Kyoto Animation Colorist Naomi Ishida Passed Away in Studio Fire
posted on by Rafael Antonio Pineda, Crystalyn Hodgkins
Editor's Note: ANN's stance on the announcement of those who died or were injured in the fire has been to wait until the police or Kyoto Animation have released the names officially, instead of relying on unofficial sources. However, as the below article states, the parents of the victim themselves confirmed the death with a trustworthy media outlet. We have decided to respect the decision of the victim's closest relatives to go public with the confirmation of the victim's death, over the wishes of Kyoto Animation, who have yet to release the names of the victims.
The Mainichi Shimbun newspaper confirmed on Wednesday that 49-year-old Kyoto Animation color designer Naomi Ishida passed away in the fire that engulfed the company's 1st Studio building on July 18. The newspaper confirmed Ishida's death through an interview with her parents. Ishida is one of the 34 confirmed fatalities in the fire.
Ishida's parents and younger brother (48) were among about 30 people who attended her wake on Thursday.
Ishida's parents told the newspaper that they believed she normally worked at Kyoto Animation's 2nd Studio building. Therefore, they initially said Ishida was safe when friends and relatives asked about her well-being. However, Ishida's parents were unable to reach her on her cell phone. They stated that Kyoto Animation called them around 9:30 p.m. the night of the fire to say that the studio could not confirm Ishida's safety. Ishida's parents said authorities informed them on Tuesday that they had identified Ishida's remains after DNA testing.
Ishida lived with her parents in Kyoto's Fushimi ward, and both of her parents had worked with traditional Kyoto products in their careers. Ishida's father (83) worked in the clothing dyeing industry, and her mother (78) wove traditional Nishijin obi sashes. Ishida took an interest in crafts at a young age, and she was part of her junior high school's drama club. Her parents noted that she often drew characters such as Galaxy Express 999's Maetel in a notebook around that time. After graduating high school, Ishida attended a vocational school in Osaka and studied animation. She joined Kyoto Animation at the age of 22.
Ishida had been working in Kyoto Animation since at least 1993, well before the studio was producing its own works. She worked on painting and coloring on such anime as Inuyasha, Nurse Witch Komugi, and some Doraemon and Crayon Shin-chan films (all these had outsourced some of its coloring work to Kyoto Animation at the time). She is credited as the main color designer in The Melancholy of Haruhi Suzumiya (both seasons), HYOUKA, and Amagi Brilliant Park, as well as color setting for individual episodes of shows such as Air, Kanon, Clannad After Story, Free! Eternal Summer, Violet Evergarden, Sound! Euphonium 2, Free! Dive to the Future, and Tsurune. Among the studio's feature film works, she was the color designer for The Disappearance of Haruhi Suzumiya, A Silent Voice, and Liz and the Blue Bird.

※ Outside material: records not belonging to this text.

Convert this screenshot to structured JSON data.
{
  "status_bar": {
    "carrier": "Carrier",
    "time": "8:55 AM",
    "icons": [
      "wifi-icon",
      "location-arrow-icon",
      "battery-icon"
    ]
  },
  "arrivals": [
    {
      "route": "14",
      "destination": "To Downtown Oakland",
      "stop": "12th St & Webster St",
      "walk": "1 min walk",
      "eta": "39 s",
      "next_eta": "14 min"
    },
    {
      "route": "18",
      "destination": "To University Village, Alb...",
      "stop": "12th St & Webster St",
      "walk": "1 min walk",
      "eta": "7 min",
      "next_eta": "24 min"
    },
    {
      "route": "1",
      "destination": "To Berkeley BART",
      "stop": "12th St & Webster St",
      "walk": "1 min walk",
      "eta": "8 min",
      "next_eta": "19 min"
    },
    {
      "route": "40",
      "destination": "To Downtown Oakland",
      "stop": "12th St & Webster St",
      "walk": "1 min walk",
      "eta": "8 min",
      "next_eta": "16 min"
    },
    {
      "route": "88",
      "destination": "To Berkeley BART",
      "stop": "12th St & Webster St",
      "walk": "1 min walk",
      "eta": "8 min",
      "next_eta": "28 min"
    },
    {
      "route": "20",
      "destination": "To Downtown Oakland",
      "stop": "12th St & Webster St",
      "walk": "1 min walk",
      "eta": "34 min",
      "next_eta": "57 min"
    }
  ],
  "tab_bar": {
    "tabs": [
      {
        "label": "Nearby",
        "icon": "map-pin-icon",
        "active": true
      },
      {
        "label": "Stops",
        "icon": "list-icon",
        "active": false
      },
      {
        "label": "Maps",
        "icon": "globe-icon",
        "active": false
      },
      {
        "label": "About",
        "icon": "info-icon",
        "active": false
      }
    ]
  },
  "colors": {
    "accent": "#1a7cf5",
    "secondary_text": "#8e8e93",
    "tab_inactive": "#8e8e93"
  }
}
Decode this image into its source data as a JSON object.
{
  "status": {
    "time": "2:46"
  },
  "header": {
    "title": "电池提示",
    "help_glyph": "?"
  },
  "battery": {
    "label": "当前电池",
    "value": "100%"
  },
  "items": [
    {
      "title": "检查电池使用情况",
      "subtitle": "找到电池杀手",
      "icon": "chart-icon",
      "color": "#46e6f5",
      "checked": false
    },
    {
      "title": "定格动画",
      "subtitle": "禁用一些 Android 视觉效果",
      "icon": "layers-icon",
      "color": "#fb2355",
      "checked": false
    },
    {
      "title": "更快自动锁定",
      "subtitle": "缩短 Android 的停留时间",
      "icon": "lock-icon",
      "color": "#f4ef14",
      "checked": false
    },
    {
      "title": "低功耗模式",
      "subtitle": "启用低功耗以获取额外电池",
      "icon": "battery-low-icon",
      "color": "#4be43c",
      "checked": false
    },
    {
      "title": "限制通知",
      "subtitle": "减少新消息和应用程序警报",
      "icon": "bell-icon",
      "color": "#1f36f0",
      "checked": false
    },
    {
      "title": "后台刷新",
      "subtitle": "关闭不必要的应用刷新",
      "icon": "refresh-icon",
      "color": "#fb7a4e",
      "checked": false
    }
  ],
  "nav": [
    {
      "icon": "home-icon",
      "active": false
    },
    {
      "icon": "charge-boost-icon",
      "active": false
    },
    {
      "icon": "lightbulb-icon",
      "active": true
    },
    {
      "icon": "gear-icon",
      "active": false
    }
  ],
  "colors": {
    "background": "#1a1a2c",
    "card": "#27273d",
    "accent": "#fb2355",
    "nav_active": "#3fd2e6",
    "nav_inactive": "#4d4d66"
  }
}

News services reported on Thursday that police have confirmed, through DNA testing, the identities of all 34 people who died in the fire at Kyoto Animation's 1st Studio building. In addition, The Mainichi Shimbun reported that 21 of the victims were female and 13 were male. The victims ages ranged from their 20s to 60s, and more than half of the victims who died were in their 20s and 30s. Investigative sources state the police plan to reveal the names "soon."
Daisuke Okada, the lawyer Kyoto Animation has hired to handle public communication about the incident, stated on the official website for the studio on Wednesday that in order to prioritize the families of the victims, the company does not plan to release the names until after funerals are over.
Kyoto Animation opened a bank account on Wednesday to accept donations, and in less than a day the account has raised 274 million yen (about US$2.53 million) from 14,000 sources, including personal and organizational accounts. The company will give the funds to families of the deceased and injured victims of the fire, as well as for rebuilding.
Thanks to Matt Broussard for the news tip.